So, how do you go about getting one? With that elusive creature, the one-page query letter.
I'm not going to tell you how to write your query letter. That's been done to death, with more knowledge or finesse than I could possibly employ. In fact, I'm in the same boat as many of you--unagented, unpublished and trying to get there.
*Note: at the end of this post I will post links to several very informative websites dealing with these issues, and if you haven't met the Query Shark aka Janet Reed of Fine Print Literary Management, her site is a wealth of information on query letters from the perspective of the other side of the table.
What I do have is knowledge of the process, from selecting those agents you want to query based on the types of books they represent to the formatting of an actual query letter (which, believe me, can be a huge headache. I'm talking to you, Word).
Over the next couple of weeks, I will be posting a series of articles on querying, addressing some of these issues. By sharing my experiences, I hope I can help some of you, and maybe prevent some of the same fatal mistakes I made from happening again.
To begin with, here are those links I promised:
Query Tracker: One of the best comprehensive listings of literary agents by genres they represent
Agent Query: Another good agent database
Writer's Digest: This website has it all--articles, writing prompts, q&a sessions with agents, and many other ways for the writer to connect with their craft and their community.
Nathan Bransford: Former literary agent turned children's book author. He has written a lot of informative articles about querying from an agent's prospective.
Knight Agency: This is a literary agency which deals primarily in the romance genre. Their submissions page is a wealth of information on query letters, etiquette, other basics.

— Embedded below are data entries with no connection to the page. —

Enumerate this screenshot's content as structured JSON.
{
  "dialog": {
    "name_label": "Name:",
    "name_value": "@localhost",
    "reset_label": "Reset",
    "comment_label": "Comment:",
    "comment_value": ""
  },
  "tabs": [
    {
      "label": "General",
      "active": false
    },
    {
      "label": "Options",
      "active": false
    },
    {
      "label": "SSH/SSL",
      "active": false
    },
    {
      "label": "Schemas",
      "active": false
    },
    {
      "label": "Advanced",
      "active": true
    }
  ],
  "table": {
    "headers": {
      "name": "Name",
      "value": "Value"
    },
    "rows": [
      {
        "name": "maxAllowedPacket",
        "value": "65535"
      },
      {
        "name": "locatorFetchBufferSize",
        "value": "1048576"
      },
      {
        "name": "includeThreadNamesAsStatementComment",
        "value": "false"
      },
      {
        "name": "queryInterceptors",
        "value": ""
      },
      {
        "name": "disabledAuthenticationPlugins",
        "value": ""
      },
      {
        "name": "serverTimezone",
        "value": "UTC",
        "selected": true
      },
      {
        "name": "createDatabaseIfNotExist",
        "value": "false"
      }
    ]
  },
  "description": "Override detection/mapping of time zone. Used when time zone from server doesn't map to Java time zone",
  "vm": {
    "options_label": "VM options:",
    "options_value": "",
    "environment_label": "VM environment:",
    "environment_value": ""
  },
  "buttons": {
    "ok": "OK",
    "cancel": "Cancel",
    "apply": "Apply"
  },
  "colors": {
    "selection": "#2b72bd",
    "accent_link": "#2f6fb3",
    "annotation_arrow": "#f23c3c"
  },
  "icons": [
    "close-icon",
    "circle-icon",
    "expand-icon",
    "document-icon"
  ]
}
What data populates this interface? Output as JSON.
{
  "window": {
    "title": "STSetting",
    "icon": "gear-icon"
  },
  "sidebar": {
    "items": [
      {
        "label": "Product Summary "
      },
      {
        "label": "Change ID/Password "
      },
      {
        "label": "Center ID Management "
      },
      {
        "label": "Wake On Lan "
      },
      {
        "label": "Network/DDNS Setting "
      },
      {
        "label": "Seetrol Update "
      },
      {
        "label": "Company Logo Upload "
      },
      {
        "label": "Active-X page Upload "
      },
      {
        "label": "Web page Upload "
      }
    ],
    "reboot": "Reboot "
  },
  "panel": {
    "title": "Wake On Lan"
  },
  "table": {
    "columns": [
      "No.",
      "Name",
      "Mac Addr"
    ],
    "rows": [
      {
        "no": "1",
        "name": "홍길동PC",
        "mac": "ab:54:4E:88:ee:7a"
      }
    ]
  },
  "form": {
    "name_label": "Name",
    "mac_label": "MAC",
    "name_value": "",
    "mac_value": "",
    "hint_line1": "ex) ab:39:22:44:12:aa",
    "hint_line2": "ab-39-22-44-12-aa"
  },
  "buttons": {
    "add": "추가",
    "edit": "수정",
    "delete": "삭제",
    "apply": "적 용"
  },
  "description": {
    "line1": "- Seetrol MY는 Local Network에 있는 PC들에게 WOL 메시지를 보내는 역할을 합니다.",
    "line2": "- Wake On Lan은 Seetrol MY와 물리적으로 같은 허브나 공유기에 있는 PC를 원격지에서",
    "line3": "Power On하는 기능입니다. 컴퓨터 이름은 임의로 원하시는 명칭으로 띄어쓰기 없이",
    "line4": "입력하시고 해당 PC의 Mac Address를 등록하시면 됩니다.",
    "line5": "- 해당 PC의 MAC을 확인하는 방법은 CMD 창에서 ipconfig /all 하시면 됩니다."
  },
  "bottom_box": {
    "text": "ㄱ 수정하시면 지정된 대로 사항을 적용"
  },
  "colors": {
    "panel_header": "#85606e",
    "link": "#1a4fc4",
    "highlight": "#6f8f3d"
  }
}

There are plenty of other agent blogs out there full of literary advice. We'll get into those in my next post.
Until then . . . Happy Writing!